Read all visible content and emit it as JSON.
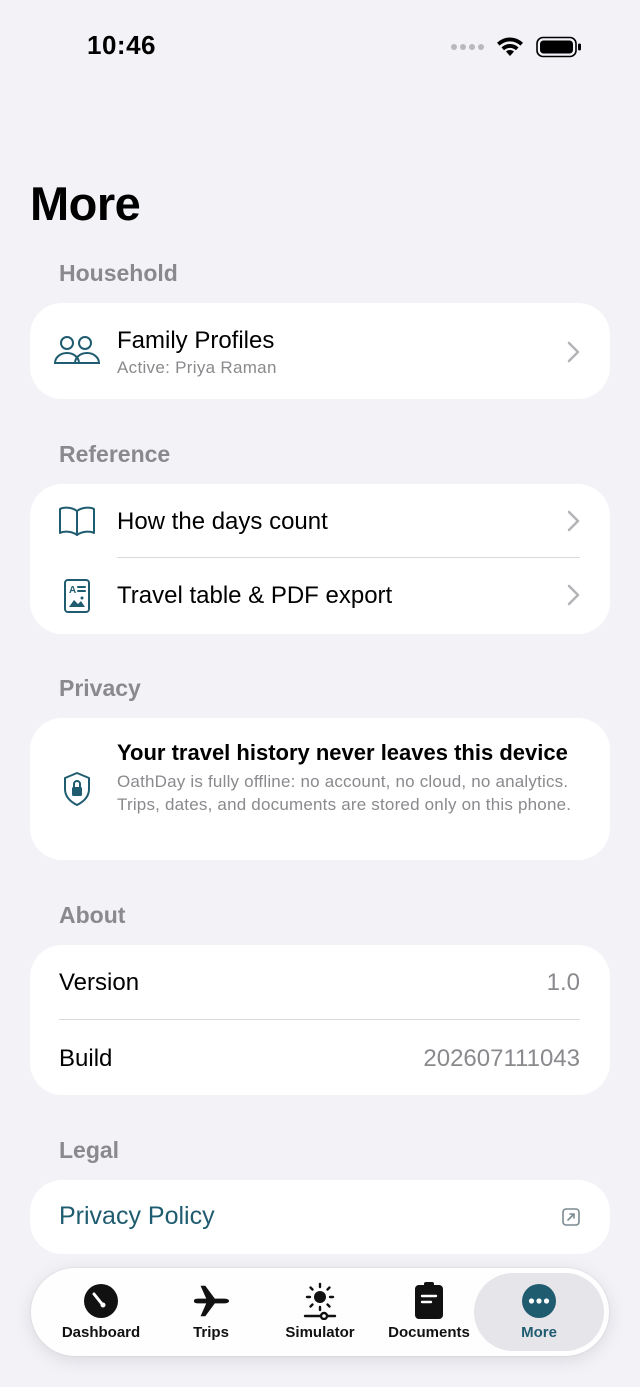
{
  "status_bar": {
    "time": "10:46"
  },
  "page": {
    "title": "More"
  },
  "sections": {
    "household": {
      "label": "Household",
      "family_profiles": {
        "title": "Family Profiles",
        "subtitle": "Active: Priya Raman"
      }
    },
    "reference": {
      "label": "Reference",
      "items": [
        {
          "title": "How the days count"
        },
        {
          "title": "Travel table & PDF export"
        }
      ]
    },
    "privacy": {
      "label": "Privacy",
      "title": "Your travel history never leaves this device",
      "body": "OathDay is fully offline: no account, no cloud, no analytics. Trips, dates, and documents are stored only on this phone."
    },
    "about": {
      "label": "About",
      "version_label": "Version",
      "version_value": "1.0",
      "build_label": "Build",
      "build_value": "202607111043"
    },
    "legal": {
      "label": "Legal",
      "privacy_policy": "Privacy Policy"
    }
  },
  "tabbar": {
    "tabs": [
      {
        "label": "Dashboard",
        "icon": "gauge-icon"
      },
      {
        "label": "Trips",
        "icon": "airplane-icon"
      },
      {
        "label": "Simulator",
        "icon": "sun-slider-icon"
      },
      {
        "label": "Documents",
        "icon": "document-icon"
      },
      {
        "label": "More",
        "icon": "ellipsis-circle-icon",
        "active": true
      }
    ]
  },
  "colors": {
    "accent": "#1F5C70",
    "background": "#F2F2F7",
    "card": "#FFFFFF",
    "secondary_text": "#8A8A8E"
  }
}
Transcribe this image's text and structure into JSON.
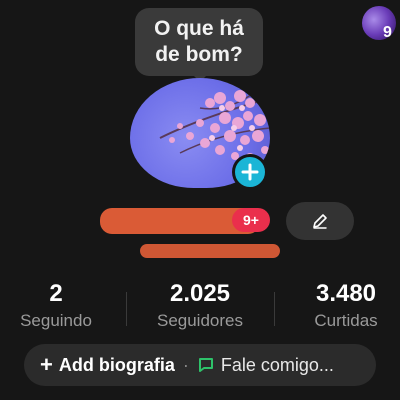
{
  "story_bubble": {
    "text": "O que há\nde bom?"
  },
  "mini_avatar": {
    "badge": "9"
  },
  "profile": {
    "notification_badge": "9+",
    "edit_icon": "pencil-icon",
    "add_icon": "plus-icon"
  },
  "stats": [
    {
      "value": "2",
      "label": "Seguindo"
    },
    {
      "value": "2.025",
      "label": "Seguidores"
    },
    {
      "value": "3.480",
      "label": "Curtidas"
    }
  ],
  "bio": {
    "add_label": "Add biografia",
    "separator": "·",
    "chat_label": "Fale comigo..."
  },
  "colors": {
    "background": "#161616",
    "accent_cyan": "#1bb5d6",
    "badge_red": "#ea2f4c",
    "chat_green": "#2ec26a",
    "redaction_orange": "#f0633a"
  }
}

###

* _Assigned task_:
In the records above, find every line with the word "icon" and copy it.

* _Exercise output_:
        "icon": "gauge-icon"
        "icon": "airplane-icon"
        "icon": "sun-slider-icon"
        "icon": "document-icon"
        "icon": "ellipsis-circle-icon",
    "edit_icon": "pencil-icon",
    "add_icon": "plus-icon"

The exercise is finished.